- THE MAGAZINE
- FOOD MASTER
Food Engineering bestowed its top honor to Sierra Nevada Brewing Co. (SNBC), Chico, CA. Accepting the award at the event held last month in Las Vegas and sponsored by Atlas Copco, SNBC Sustainability Coordinator Cheri Chastain reviewed the features that earned the facility this honor.
The craft brewer got its start in 1980 with a humble investment in used dairy equipment and packaging machines, and from its beginnings, found it necessary to conserve and recycle whenever possible to keep costs down. Today, the plant is active in conserving energy and water, reducing emissions, using efficient transportation systems and recycling wherever it can. The goal is to be as self-sufficient as possible.
To reduce energy, Chastain says heat recovery equipment has been installed to capture excess heat from boilers, fuel cells and kettles. Energy-efficient controlled lighting is used throughout, and electronics and equipment were chosen to minimize the use of energy. Monitoring equipment keeps track of the process and facility energy expenditures, and employees were trained to save energy.

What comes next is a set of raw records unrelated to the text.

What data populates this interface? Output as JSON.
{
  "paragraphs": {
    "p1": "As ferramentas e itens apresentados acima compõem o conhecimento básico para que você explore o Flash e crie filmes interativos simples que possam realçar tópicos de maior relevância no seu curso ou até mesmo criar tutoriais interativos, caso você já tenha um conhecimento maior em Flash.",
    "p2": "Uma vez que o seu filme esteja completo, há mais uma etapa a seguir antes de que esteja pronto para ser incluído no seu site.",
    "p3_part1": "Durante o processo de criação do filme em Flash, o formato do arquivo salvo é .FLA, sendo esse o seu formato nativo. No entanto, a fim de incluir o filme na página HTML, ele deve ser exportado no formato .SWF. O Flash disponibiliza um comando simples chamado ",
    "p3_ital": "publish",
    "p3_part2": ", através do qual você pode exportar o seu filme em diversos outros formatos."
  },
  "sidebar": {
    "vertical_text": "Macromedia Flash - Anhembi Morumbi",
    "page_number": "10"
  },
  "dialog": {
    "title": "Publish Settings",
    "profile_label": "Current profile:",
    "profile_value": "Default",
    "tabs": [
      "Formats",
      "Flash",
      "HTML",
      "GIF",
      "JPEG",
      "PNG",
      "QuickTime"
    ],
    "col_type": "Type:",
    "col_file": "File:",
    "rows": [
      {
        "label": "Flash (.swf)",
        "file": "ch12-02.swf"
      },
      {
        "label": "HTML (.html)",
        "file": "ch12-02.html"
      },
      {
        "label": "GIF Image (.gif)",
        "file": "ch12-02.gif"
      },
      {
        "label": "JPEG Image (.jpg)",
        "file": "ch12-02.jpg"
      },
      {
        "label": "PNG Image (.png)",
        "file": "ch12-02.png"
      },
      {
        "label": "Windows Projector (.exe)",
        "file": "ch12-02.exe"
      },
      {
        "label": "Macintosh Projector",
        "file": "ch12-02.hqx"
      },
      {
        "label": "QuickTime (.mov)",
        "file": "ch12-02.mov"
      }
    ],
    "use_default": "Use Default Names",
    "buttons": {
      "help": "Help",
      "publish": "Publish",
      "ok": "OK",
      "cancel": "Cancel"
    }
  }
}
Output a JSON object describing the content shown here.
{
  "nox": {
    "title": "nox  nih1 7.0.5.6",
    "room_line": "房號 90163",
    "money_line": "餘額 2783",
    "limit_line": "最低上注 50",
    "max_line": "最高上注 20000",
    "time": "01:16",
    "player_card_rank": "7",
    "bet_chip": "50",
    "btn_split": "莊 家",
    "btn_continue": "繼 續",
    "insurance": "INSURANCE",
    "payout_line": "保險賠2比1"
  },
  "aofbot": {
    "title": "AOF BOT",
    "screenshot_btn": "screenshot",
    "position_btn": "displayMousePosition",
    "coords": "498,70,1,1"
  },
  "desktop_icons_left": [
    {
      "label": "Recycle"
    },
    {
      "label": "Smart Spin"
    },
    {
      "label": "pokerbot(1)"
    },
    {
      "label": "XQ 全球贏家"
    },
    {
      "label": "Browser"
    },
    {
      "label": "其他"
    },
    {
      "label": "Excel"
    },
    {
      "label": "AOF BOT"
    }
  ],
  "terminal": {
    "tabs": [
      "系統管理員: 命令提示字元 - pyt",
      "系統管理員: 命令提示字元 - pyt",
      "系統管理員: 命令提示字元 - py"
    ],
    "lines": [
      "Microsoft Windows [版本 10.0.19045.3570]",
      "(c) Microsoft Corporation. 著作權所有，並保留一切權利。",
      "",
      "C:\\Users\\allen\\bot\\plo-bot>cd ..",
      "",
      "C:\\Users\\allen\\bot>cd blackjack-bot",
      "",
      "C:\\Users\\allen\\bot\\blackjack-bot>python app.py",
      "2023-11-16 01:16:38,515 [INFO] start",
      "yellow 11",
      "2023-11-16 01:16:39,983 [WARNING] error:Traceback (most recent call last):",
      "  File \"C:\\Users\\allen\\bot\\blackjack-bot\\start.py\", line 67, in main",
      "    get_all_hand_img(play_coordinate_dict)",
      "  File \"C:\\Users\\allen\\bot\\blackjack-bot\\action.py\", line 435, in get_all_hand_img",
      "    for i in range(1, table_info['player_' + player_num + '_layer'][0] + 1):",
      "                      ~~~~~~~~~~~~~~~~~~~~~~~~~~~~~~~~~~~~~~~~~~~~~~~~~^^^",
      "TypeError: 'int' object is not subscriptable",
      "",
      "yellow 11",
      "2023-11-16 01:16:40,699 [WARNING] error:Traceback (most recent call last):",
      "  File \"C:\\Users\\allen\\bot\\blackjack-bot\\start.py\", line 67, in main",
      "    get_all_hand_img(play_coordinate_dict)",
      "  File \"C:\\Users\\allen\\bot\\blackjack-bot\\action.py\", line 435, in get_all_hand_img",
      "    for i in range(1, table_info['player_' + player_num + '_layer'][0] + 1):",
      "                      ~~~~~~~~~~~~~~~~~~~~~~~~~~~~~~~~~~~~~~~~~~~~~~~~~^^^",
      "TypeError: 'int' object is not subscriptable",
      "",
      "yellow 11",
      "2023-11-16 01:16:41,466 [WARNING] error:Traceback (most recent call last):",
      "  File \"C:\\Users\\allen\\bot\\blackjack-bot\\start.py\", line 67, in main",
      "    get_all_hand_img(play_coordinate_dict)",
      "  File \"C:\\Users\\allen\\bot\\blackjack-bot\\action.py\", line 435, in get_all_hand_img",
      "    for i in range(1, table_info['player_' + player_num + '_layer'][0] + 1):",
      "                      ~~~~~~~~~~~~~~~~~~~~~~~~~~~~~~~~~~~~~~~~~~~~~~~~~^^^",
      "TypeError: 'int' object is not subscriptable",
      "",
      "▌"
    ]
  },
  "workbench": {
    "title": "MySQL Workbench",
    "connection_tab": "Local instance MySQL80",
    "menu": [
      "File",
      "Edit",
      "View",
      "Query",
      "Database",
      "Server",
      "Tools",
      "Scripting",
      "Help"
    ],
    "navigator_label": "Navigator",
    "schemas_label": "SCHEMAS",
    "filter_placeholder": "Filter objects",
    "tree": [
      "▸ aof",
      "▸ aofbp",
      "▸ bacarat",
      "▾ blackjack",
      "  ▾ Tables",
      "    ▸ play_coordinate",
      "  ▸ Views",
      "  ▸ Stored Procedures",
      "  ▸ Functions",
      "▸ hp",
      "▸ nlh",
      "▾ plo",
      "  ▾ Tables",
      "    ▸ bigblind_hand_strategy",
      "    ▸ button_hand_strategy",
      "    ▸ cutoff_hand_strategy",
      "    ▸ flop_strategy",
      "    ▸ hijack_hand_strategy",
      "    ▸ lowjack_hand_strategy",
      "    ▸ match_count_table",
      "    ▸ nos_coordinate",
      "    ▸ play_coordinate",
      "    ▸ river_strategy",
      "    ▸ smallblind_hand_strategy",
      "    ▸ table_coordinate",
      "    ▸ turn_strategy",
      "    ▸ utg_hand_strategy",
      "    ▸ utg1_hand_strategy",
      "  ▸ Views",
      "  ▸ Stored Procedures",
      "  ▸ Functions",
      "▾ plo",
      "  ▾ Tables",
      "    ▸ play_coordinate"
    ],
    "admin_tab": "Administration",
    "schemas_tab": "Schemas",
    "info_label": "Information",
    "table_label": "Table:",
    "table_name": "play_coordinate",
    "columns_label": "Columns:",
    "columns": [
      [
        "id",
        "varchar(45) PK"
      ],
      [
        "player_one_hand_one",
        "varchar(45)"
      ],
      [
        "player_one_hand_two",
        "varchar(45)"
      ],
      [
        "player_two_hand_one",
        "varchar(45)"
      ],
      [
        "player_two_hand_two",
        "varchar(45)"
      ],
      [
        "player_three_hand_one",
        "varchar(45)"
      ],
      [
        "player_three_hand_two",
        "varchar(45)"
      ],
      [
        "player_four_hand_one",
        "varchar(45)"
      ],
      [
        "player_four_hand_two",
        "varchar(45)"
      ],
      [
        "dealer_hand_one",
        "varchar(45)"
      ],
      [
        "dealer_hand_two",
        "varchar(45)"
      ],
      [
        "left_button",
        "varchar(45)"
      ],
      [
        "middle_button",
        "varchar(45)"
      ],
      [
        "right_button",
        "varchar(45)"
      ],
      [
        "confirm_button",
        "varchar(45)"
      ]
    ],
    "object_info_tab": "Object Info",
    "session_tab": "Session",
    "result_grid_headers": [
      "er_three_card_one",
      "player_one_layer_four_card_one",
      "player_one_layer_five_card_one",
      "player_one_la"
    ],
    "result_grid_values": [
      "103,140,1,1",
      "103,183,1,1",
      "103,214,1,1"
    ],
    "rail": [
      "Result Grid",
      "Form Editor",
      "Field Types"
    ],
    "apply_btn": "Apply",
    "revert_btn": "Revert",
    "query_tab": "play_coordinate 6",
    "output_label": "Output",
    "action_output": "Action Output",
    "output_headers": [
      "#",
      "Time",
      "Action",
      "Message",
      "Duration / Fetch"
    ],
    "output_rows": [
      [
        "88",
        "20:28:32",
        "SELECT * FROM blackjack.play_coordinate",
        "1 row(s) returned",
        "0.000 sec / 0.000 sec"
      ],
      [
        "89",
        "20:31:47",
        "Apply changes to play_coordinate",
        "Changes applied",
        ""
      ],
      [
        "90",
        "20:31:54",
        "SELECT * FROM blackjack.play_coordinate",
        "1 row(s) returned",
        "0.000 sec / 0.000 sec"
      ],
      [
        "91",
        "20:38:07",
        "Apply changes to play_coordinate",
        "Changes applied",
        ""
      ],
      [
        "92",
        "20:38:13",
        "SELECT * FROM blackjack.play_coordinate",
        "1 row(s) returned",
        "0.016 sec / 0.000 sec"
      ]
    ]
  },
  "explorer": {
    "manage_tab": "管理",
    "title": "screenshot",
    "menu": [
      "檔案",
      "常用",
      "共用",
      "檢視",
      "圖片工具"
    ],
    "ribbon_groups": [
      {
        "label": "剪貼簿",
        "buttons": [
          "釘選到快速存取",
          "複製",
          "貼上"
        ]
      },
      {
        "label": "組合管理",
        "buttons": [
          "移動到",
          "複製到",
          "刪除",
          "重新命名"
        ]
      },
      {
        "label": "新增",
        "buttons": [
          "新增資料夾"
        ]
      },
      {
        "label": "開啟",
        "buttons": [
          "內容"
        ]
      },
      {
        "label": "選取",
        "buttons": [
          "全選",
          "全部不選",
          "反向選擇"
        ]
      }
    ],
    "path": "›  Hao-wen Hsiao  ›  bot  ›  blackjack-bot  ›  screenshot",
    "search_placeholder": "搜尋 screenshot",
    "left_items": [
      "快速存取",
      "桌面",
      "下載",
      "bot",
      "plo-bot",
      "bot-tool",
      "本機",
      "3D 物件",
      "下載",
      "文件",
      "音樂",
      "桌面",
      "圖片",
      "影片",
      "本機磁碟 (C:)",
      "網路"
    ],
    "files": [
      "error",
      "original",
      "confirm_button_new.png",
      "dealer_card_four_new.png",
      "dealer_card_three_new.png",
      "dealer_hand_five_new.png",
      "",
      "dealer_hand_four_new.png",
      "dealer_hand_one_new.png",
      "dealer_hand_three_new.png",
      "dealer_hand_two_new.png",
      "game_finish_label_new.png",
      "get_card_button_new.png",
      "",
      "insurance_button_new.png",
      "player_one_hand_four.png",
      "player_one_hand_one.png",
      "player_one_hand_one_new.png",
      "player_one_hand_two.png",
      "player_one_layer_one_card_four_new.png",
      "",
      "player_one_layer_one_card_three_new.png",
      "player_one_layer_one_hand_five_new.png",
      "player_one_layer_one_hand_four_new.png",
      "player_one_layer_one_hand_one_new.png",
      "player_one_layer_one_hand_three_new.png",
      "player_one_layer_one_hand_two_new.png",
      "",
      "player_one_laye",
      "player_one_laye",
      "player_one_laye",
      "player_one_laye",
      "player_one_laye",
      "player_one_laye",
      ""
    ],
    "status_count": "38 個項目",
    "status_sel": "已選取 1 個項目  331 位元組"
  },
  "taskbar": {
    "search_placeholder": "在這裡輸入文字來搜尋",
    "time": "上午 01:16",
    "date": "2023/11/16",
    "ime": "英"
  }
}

The facility has its own co-generation fuel cells, which generate up to 1.2 MW, and they can be powered by either natural gas or biogas byproducts captured from the brewing process. Waste heat is converted to steam for maintaining brewing temperatures. Food-grade carbon dioxide, recovered from the brewing process, is used for carbonation in bottling, keg pressurization and counter-pressure in holding tanks and provides all of the CO2 the plant requires.
Measures to conserve water-critical in California-include automated CIP systems, efficient cleaning and rinsing systems, scheduling, internal flow meters, hose bib retrofits and education. All these efforts and more keep water usage to about 290,000 gallons per day.
An on-site wastewater treatment plant processes all brewery water, has a two-stage aerobic and anaerobic capability and produces biogas for heating and electricity generation. The brewery is a firm believer of intermodal transport, with rail doing the long trips. In 2008, SNBC diverted 68,000 tons from landfill and avoided $4.5 million in waste hauler charges. Just about everything imaginable at the plant is recycled-from spent grains and yeast to cans, bottles, packaging material, batteries, compost and construction debris.
For more details on the brewery, see Food Engineering’s September issue. For more information on next year’s contest, visit www.foodengineeringmag.com.